By Chris Haring

Although polls show that over two-thirds of Marylanders support medical aid in dying, the End-of-Life Option Act has hit another legislative roadblock.

For the right-to-die movement in Maryland, the close of the 2024 legislative session once again brings an all-too-familiar question: why has the End-of-Life Option Act, a bill that boasts support from an overwhelming majority of Marylanders, failed to pass for ten consecutive years?

A recent Maryland Matters guest commentary from Michael J. Strauss, a retired internist and president of Marylanders for End-of-Life Options, delves into the complexities surrounding the recurring stalling of the medical aid-in-dying bill that holds such profound implications for terminally ill folks in the state.

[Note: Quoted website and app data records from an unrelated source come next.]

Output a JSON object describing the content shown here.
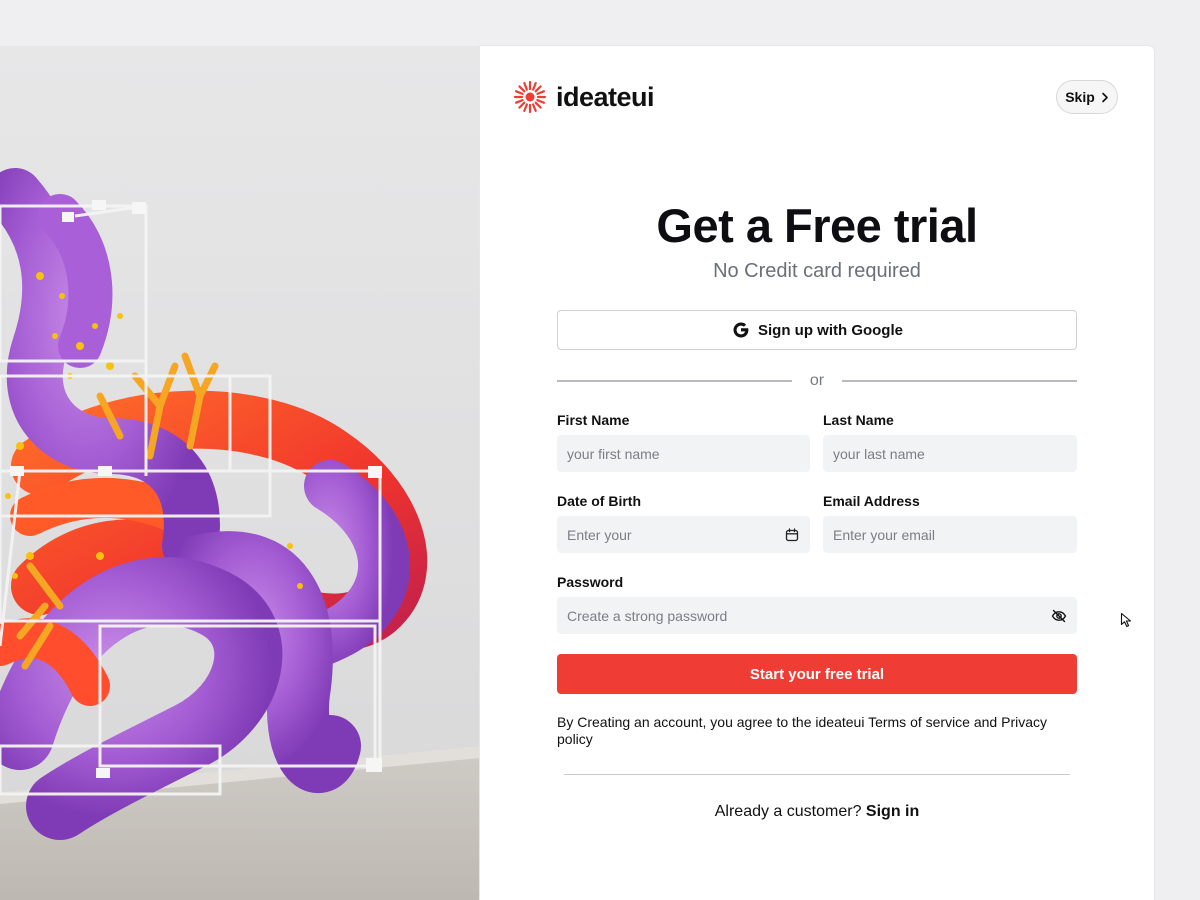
{
  "brand": {
    "name": "ideateui",
    "accent": "#ef3d35"
  },
  "header": {
    "skip_label": "Skip"
  },
  "hero": {
    "title": "Get a Free trial",
    "subtitle": "No Credit card required"
  },
  "google_button": {
    "label": "Sign up with Google",
    "icon": "google-icon"
  },
  "divider_text": "or",
  "form": {
    "first_name": {
      "label": "First Name",
      "placeholder": "your first name",
      "value": ""
    },
    "last_name": {
      "label": "Last Name",
      "placeholder": "your last name",
      "value": ""
    },
    "dob": {
      "label": "Date of Birth",
      "placeholder": "Enter your",
      "value": "",
      "icon": "calendar-icon"
    },
    "email": {
      "label": "Email Address",
      "placeholder": "Enter your email",
      "value": ""
    },
    "password": {
      "label": "Password",
      "placeholder": "Create a strong password",
      "value": "",
      "icon": "eye-off-icon"
    }
  },
  "submit": {
    "label": "Start your free trial"
  },
  "terms": {
    "text": "By Creating an account, you agree to the ideateui Terms of service and Privacy policy"
  },
  "footer": {
    "prompt": "Already a customer?",
    "signin_label": "Sign in"
  },
  "colors": {
    "page_background": "#efeff1",
    "field_background": "#f2f3f5",
    "primary_button": "#ef3d35"
  }
}
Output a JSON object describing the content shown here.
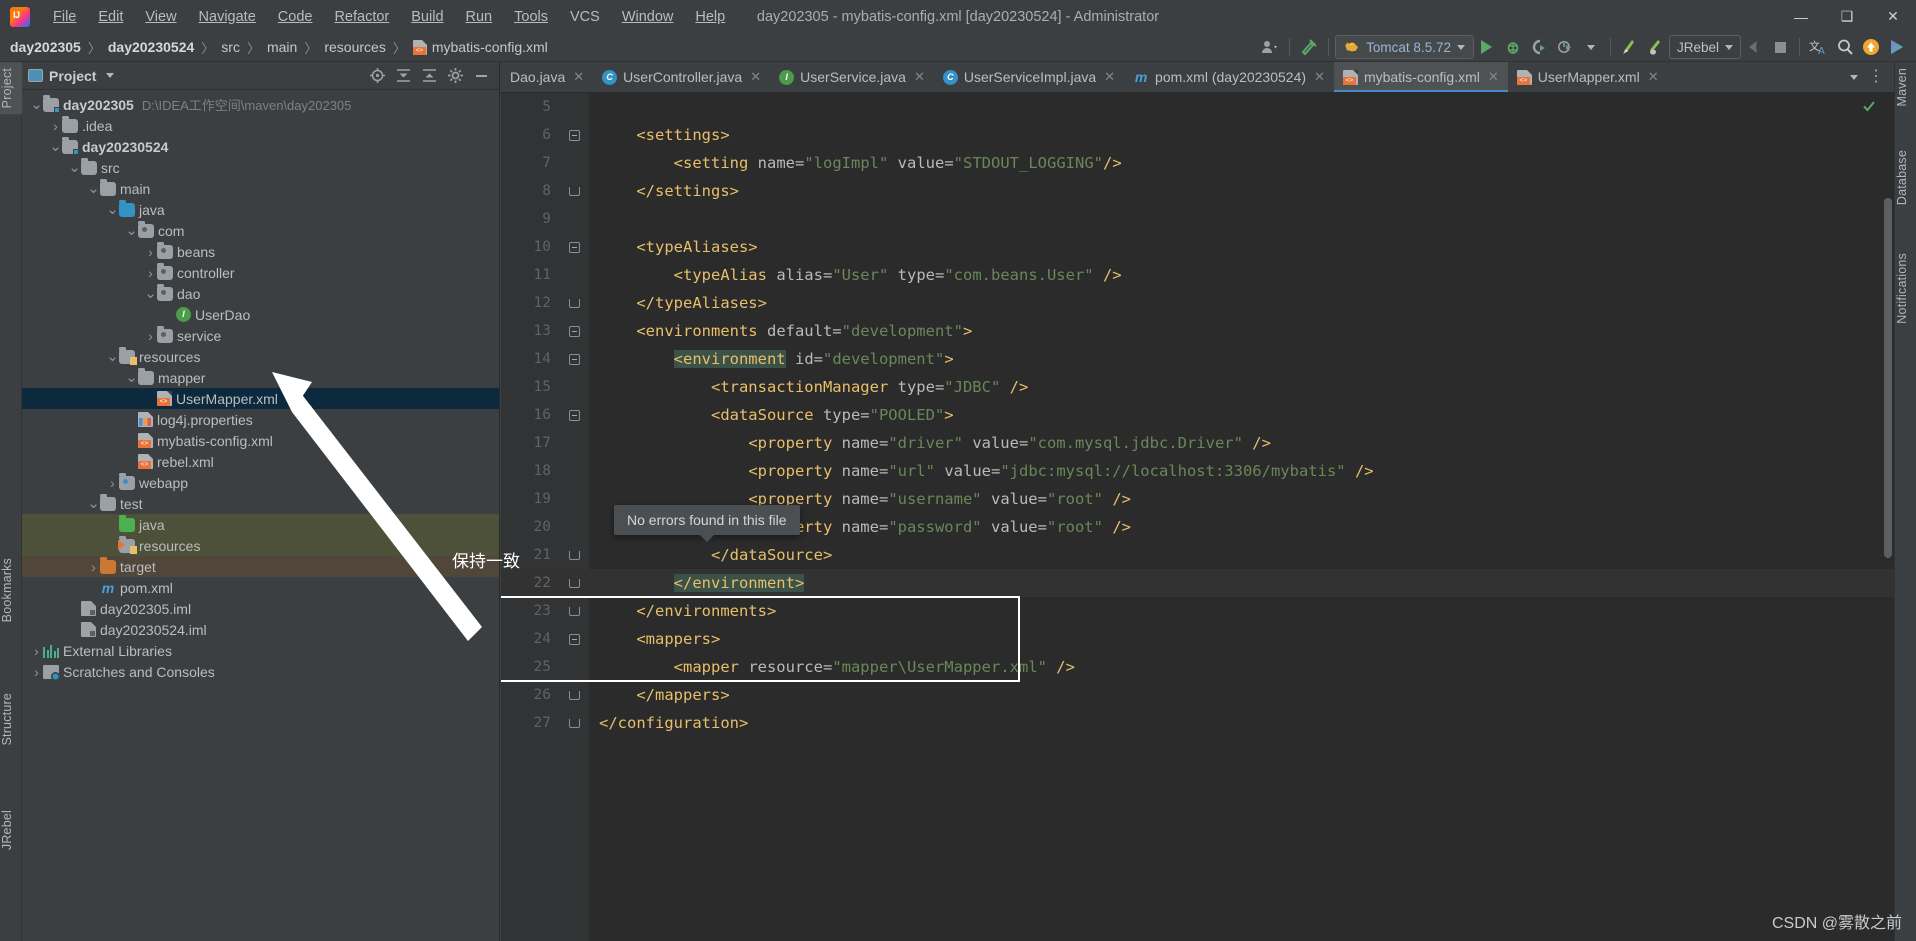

Over the past decade (since 2015), legislators have debated – and ultimately, shelved – the End-of-Life Option Act in Maryland. However, with resounding support from 70% of the state’s residents, the question begging to be asked is, “why?”

There are both acute and broader reasons why medical aid in dying is being stymied in Maryland

Firstly, Strauss says, the immediate cause of the bill’s failure in the most recent session lay in the reversal of support by a former co-sponsor and advocate in the Senate. The sudden shift in allegiance, which he theorized might be due to some reciprocal political deal, torpedoed the bill’s progress. 

Secondly, Strauss confronts the litany of arguments presented by opponents of physician-assisted dying, debunking each one. Misinformation and fear-mongering should not dictate policy decisions, particularly when lives hang in the balance.

The most obstructive hurdle to legalizing assisted death in Maryland (and elsewhere) is religion

Lastly, beneath the surface lies the ultimate obstacle: religion. As Death with Dignity reported in January, Strauss agrees that for many opponents, religious beliefs form the bedrock of their opposition. The specter of religious dogmatism continues to cast a long shadow over the legality of end-of-life options.

Ultimately, the End-of-Life Option Act is not about imposing a singular ideology but rather about the autonomy of Marylanders with terminal illnesses to chart their own course for their final days.

Dr. Strauss concluded his op-ed by quoting the late Congressman Elijah Cummings, for whom the bill is named. In a 2019 supporting letter: Congressman Cummings said, “…at the end of life, an individual’s right to self-determination about one of the most personal decisions that anyone could make supersedes the moral sensibilities of others.”

For more information on the status of Death with Dignity in Maryland, please visit the state page on our website.